__Stored records__:

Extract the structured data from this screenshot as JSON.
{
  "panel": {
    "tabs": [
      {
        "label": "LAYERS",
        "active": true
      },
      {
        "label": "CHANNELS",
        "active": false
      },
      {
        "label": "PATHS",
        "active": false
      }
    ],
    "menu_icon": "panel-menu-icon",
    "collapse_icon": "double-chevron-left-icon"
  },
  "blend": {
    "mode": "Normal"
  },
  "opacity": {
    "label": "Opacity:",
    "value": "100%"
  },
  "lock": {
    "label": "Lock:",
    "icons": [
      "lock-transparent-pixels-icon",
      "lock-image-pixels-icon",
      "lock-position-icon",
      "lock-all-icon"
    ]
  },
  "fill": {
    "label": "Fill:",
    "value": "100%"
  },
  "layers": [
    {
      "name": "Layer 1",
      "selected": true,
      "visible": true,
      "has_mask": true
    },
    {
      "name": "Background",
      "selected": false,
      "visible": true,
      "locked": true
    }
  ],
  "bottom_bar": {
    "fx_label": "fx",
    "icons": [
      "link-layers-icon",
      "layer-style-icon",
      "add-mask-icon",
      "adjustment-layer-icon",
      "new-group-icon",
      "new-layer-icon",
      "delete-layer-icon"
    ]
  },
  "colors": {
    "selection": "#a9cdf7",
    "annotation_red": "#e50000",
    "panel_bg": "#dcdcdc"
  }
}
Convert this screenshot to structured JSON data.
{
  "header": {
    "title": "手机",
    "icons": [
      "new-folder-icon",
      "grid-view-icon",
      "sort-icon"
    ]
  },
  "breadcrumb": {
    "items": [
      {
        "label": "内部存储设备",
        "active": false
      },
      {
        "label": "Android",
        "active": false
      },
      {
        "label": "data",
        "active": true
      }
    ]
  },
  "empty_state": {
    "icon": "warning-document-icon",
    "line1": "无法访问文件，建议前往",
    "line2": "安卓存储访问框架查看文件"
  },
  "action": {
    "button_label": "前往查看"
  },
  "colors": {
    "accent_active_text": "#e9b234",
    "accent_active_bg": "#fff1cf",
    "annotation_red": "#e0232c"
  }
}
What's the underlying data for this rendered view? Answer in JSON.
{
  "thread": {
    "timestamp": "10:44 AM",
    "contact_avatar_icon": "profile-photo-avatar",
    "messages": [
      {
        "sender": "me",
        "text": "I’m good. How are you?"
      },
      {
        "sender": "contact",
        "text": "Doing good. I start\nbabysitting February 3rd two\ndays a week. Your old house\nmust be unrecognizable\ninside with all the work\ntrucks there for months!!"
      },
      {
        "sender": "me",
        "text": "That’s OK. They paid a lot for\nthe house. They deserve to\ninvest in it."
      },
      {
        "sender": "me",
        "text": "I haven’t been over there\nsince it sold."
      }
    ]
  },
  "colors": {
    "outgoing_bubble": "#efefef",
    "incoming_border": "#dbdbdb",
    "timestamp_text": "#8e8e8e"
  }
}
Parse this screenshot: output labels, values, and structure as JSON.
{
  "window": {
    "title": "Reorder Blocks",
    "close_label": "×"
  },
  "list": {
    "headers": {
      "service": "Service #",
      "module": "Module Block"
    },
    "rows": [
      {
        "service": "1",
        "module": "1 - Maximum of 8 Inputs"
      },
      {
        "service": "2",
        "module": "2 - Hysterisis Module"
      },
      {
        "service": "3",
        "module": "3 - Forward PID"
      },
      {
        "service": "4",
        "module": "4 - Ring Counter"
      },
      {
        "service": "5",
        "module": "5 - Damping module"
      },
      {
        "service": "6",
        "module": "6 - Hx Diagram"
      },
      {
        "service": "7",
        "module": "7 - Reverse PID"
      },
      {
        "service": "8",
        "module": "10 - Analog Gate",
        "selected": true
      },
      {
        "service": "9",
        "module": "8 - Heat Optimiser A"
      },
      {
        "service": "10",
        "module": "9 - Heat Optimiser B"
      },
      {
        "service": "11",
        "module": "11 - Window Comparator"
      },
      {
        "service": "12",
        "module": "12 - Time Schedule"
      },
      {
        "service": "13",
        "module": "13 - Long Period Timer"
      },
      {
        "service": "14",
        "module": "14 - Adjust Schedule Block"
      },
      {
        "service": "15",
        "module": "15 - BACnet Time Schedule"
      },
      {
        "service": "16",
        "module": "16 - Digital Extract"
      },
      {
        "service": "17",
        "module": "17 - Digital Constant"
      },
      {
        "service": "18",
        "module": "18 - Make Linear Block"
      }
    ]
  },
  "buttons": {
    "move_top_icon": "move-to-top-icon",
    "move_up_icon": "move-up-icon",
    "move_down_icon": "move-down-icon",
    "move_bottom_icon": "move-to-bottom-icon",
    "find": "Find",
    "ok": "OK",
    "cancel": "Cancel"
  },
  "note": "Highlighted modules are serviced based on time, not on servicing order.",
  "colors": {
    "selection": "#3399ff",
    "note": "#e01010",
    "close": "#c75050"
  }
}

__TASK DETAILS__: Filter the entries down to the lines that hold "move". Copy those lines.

__REPLY__:
    "move_top_icon": "move-to-top-icon",
    "move_up_icon": "move-up-icon",
    "move_down_icon": "move-down-icon",
    "move_bottom_icon": "move-to-bottom-icon",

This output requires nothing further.